Dziawura said USGT has considered offering rentals in the future, but it's not possible with their current space.
Though the two locations are very different, they've adopted the same operations to adapt to the COVID-19 pandemic.
Dziawura said the mechanics are diligent about wearing masks and sanitizing bikes before and after working on them. Harris said they also sanitize the entire shop twice a day and wipe communal surfaces every two hours. They also created an appointment system to limit the number of people in the shop.

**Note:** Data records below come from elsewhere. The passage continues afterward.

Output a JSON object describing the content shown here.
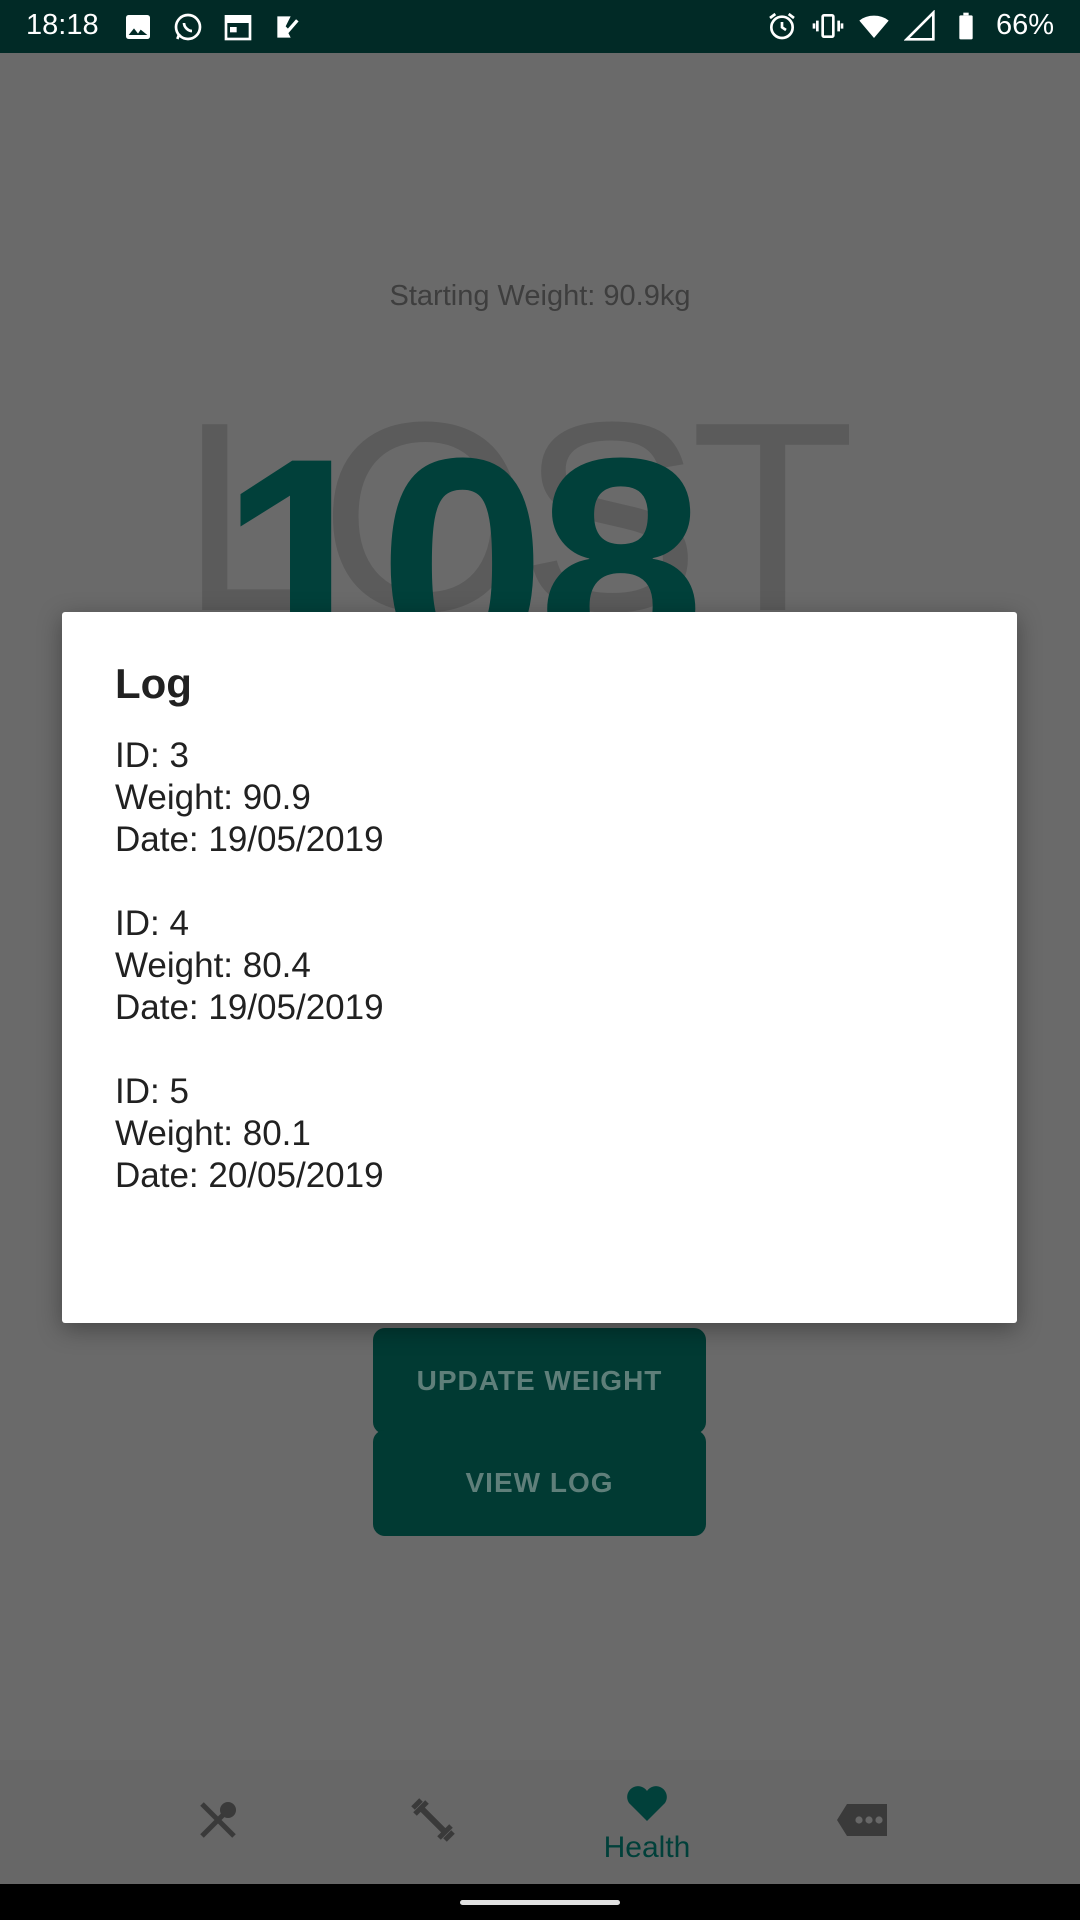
{
  "status_bar": {
    "time": "18:18",
    "battery": "66%",
    "left_icons": [
      "image-icon",
      "whatsapp-icon",
      "calendar-icon",
      "tasks-icon"
    ],
    "right_icons": [
      "alarm-icon",
      "vibrate-icon",
      "wifi-icon",
      "signal-icon",
      "battery-icon"
    ]
  },
  "background": {
    "starting_weight": "Starting Weight: 90.9kg",
    "big_number": "108",
    "big_text": "LOST",
    "update_button": "UPDATE WEIGHT",
    "view_log_button": "VIEW LOG"
  },
  "bottom_nav": {
    "items": [
      {
        "icon": "food-icon",
        "label": ""
      },
      {
        "icon": "dumbbell-icon",
        "label": ""
      },
      {
        "icon": "heart-icon",
        "label": "Health"
      },
      {
        "icon": "more-tag-icon",
        "label": ""
      }
    ],
    "active_color": "#01403a"
  },
  "dialog": {
    "title": "Log",
    "entries": [
      {
        "id": "ID: 3",
        "weight": "Weight: 90.9",
        "date": "Date: 19/05/2019"
      },
      {
        "id": "ID: 4",
        "weight": "Weight: 80.4",
        "date": "Date: 19/05/2019"
      },
      {
        "id": "ID: 5",
        "weight": "Weight: 80.1",
        "date": "Date: 20/05/2019"
      }
    ]
  },
  "colors": {
    "status_bar": "#012a26",
    "primary": "#01403a",
    "scrim": "#6a6a6a"
  }
}
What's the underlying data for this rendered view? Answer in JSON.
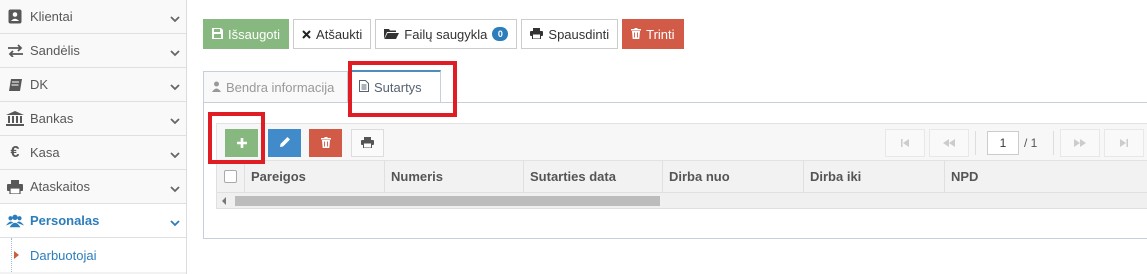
{
  "sidebar": {
    "items": [
      {
        "label": "Klientai",
        "icon": "user-card-icon"
      },
      {
        "label": "Sandėlis",
        "icon": "exchange-arrows-icon"
      },
      {
        "label": "DK",
        "icon": "book-icon"
      },
      {
        "label": "Bankas",
        "icon": "bank-icon"
      },
      {
        "label": "Kasa",
        "icon": "euro-icon"
      },
      {
        "label": "Ataskaitos",
        "icon": "printer-icon"
      },
      {
        "label": "Personalas",
        "icon": "users-icon"
      }
    ],
    "sub_item": {
      "label": "Darbuotojai"
    }
  },
  "toolbar": {
    "save_label": "Išsaugoti",
    "cancel_label": "Atšaukti",
    "files_label": "Failų saugykla",
    "files_count": "0",
    "print_label": "Spausdinti",
    "delete_label": "Trinti"
  },
  "tabs": [
    {
      "label": "Bendra informacija",
      "active": false
    },
    {
      "label": "Sutartys",
      "active": true
    }
  ],
  "grid": {
    "pager": {
      "page": "1",
      "total": "/ 1"
    },
    "columns": [
      "Pareigos",
      "Numeris",
      "Sutarties data",
      "Dirba nuo",
      "Dirba iki",
      "NPD"
    ]
  },
  "colors": {
    "accent": "#2b7dbc",
    "success": "#87b87f",
    "danger": "#d15b47",
    "highlight": "#e01c24"
  }
}
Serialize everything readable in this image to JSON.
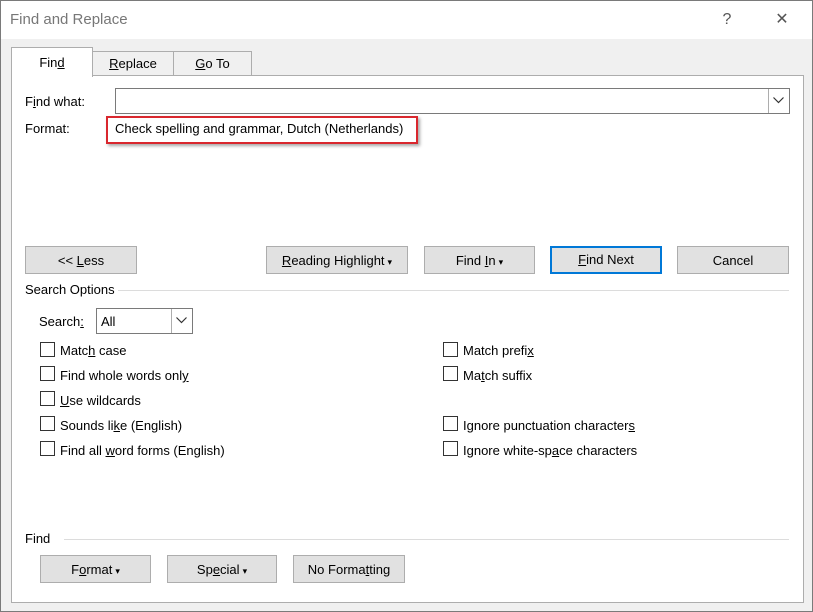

“(This) is also something we didn’t do in the past but has ended up turning into a super helpful and beneficial thing for our mechanics. So I think that even after COVID we are going to stick with that procedure,” Dziawura said.
According to Harris, the co-ops have seen a significant drop in customers through the pandemic.
“Obviously with less students on campus we’ve seen a lot less students come in. But we really thought it was important no matter what to be open for those students that are on campus to get those bikes fixed,” Dziawura said. “It really wasn’t an option for us to look at that as a reason to close.”
According to Dziawura, the ASU Bike Co-Ops are funded by student fees which are appropriated by USG.
The ASU Poly Bike Co-Op is open at the Sun Devil Fitness Center Monday through Thursday from 9 a.m. to 4 p.m. and on Fridays from 10 a.m. to 3 p.m. Reservations can be made here.
The ASU Tempe Bike Co-Op is open inside the SDFC Monday through Friday from 11 a.m. to 4 p.m. and appointments are made through the SDFC website.